Source material
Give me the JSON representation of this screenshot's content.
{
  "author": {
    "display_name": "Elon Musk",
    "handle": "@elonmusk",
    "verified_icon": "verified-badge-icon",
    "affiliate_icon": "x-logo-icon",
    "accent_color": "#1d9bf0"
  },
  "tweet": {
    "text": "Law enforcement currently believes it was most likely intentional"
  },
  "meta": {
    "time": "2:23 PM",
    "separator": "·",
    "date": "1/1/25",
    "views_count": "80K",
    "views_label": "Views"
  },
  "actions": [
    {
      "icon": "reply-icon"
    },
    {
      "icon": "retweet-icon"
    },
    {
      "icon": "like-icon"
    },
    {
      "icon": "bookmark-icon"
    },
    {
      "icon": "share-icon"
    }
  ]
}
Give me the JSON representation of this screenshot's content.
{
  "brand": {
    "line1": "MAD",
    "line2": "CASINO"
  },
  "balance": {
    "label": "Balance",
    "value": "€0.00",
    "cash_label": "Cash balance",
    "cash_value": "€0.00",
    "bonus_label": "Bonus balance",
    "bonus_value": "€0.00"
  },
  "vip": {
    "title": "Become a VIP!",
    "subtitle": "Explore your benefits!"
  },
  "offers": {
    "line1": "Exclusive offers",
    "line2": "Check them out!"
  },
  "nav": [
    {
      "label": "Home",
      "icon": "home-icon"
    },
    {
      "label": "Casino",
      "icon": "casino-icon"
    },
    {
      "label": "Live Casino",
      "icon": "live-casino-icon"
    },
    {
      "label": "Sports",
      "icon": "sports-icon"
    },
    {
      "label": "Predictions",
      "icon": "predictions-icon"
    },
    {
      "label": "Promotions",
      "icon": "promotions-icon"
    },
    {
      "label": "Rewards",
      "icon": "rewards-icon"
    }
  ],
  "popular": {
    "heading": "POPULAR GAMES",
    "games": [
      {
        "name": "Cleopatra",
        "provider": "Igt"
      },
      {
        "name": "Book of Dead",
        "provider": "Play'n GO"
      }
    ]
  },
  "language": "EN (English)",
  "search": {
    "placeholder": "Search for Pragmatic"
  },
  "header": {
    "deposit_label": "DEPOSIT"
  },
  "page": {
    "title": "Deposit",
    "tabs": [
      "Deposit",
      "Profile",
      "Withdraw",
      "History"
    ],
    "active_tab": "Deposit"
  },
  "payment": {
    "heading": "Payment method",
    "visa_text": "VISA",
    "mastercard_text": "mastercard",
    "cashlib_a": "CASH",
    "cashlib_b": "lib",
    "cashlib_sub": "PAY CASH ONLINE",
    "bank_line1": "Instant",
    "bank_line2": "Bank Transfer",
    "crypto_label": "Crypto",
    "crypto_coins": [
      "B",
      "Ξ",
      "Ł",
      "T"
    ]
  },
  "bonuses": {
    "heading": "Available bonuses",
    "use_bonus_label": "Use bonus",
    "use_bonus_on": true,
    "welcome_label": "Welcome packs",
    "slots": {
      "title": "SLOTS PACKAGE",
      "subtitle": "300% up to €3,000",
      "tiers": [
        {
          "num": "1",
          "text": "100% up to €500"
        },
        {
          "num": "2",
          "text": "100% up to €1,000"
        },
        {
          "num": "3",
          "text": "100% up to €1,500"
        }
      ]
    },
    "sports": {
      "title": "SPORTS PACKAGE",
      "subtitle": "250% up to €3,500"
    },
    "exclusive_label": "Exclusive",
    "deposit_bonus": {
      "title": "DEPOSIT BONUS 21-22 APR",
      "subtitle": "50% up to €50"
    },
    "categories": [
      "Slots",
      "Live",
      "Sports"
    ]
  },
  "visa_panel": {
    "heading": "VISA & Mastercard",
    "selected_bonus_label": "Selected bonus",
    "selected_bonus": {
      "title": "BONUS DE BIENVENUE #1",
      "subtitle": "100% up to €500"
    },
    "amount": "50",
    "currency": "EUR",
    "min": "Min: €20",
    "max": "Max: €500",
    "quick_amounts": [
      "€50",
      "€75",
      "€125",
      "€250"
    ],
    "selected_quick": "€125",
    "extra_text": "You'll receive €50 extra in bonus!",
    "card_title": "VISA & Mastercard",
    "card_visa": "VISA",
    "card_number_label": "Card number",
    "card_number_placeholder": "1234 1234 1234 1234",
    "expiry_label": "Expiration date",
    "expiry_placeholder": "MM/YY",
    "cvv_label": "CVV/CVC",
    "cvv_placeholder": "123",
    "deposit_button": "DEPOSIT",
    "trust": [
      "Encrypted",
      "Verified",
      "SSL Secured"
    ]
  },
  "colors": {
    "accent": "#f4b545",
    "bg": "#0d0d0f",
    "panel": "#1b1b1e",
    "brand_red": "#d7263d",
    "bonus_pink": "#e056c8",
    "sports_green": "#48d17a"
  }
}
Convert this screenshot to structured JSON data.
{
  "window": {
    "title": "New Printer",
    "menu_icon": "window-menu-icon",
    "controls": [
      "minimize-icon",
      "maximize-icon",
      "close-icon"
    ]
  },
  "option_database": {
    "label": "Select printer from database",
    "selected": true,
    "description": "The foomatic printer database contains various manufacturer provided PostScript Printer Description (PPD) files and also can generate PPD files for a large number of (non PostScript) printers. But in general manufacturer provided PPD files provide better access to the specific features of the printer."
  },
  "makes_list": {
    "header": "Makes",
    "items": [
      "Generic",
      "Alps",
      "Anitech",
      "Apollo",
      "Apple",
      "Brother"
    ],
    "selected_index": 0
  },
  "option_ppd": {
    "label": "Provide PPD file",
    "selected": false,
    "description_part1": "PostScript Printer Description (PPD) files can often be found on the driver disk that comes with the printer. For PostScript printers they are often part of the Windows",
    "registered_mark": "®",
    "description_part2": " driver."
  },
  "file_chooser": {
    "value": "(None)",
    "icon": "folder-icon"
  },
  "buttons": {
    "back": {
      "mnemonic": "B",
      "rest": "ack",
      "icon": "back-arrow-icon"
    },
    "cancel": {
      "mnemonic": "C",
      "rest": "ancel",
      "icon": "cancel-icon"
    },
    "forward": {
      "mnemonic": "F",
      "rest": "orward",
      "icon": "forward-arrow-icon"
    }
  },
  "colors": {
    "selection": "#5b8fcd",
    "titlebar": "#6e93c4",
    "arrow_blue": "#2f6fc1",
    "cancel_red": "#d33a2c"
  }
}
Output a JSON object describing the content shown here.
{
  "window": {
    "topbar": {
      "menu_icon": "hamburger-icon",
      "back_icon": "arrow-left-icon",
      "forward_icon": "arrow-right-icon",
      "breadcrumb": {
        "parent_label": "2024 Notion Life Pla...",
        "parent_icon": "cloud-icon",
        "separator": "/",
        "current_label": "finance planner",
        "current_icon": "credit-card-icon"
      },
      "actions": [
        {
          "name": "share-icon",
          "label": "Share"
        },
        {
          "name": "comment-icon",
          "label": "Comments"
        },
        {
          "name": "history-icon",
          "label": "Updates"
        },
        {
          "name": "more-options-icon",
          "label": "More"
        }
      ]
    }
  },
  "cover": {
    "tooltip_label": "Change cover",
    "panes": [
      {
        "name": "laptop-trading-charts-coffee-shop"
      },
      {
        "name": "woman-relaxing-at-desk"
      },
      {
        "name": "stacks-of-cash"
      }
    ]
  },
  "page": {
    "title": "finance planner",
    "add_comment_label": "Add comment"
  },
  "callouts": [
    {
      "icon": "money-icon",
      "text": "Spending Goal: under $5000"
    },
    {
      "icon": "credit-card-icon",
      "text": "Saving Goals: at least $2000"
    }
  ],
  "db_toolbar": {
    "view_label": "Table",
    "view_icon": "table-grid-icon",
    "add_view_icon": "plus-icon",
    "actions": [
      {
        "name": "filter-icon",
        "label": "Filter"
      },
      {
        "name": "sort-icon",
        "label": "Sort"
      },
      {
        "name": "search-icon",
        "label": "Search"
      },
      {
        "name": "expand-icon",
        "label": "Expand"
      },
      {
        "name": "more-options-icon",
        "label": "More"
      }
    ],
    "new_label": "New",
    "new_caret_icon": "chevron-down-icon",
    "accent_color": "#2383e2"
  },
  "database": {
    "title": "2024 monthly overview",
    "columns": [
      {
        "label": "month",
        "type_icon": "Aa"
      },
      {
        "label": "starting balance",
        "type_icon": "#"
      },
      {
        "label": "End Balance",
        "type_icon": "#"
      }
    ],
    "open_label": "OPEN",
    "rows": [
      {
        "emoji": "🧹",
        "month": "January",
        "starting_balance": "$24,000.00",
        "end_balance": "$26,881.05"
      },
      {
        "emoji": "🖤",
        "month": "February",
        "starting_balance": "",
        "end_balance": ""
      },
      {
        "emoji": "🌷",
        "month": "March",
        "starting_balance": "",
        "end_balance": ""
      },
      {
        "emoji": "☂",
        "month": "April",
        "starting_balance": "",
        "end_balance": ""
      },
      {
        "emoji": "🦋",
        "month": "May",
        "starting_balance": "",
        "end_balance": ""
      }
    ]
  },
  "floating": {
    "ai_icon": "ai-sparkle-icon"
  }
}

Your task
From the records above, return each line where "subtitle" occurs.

Output of the exercise
    "subtitle": "Explore your benefits!"
      "subtitle": "300% up to €3,000",
      "subtitle": "250% up to €3,500"
      "subtitle": "50% up to €50"
      "subtitle": "100% up to €500"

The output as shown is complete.